"Snacking can be a great way to help you get all the vitamins and nutrients your growing body needs," states Lynne Nugent, RD, manager of Virtua's outpatient nutrition services.
advises: "To keep energy levels at their peak, look for foods that contain complex carbohydrates such as bagels, graham crackers or unsweetened cereal, as well as foods that contain protein such as low-fat yogurt and skim milk.
Also, snacking every three to four hours will help keep you going when full meals just aren't feasible.
Toss some fruit or low-fat granola bars into your backpack so you won't feel tempted to buy fast food or unhealthy vending machine snacks when the munchies hit."
Most important, there's no substitute for breakfast, or some form of nutrition, within two hours of awakening.
"A whole-grain bagel with peanut butter on the way out the door or an apple in the hallway between classes is far better than eating nothing at all," says Nugent
"If you're craving something sweet to munch on, you may think it's better to choose the granola bar over a chocolate bar," states Nugent
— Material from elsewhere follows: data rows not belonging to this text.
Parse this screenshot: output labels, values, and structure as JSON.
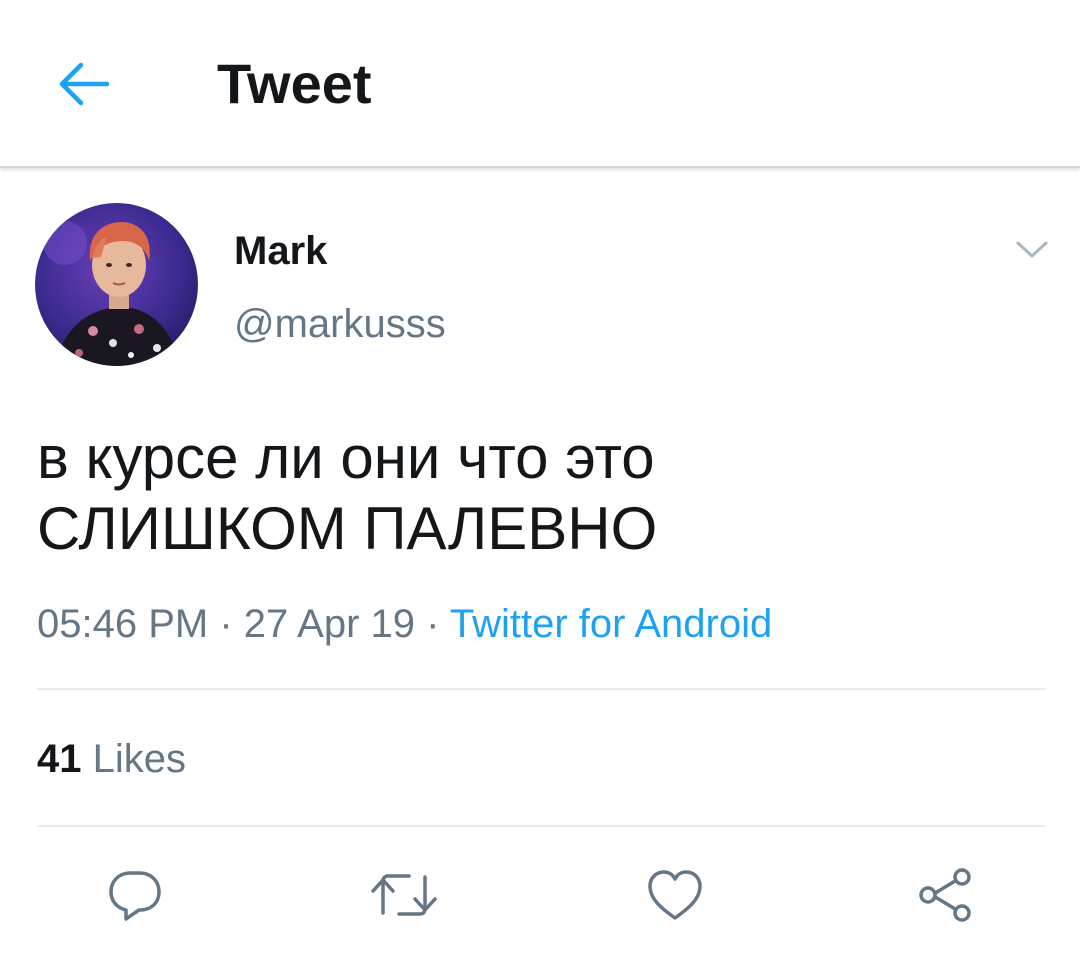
{
  "header": {
    "title": "Tweet",
    "back_icon": "arrow-left-icon"
  },
  "colors": {
    "accent": "#1da1f2",
    "text_primary": "#14171a",
    "text_secondary": "#657786",
    "divider": "#e6ecf0"
  },
  "tweet": {
    "author": {
      "display_name": "Mark",
      "handle": "@markusss"
    },
    "text": "в курсе ли они что это\nСЛИШКОМ ПАЛЕВНО",
    "time": "05:46 PM",
    "separator": " · ",
    "date": "27 Apr 19",
    "source": "Twitter for Android"
  },
  "stats": {
    "likes_count": "41",
    "likes_label": "Likes"
  },
  "actions": [
    {
      "icon": "reply-icon"
    },
    {
      "icon": "retweet-icon"
    },
    {
      "icon": "like-icon"
    },
    {
      "icon": "share-icon"
    }
  ]
}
advises not to ignore these cravings: "The trick is to pick the right snacks to fill the hunger gap.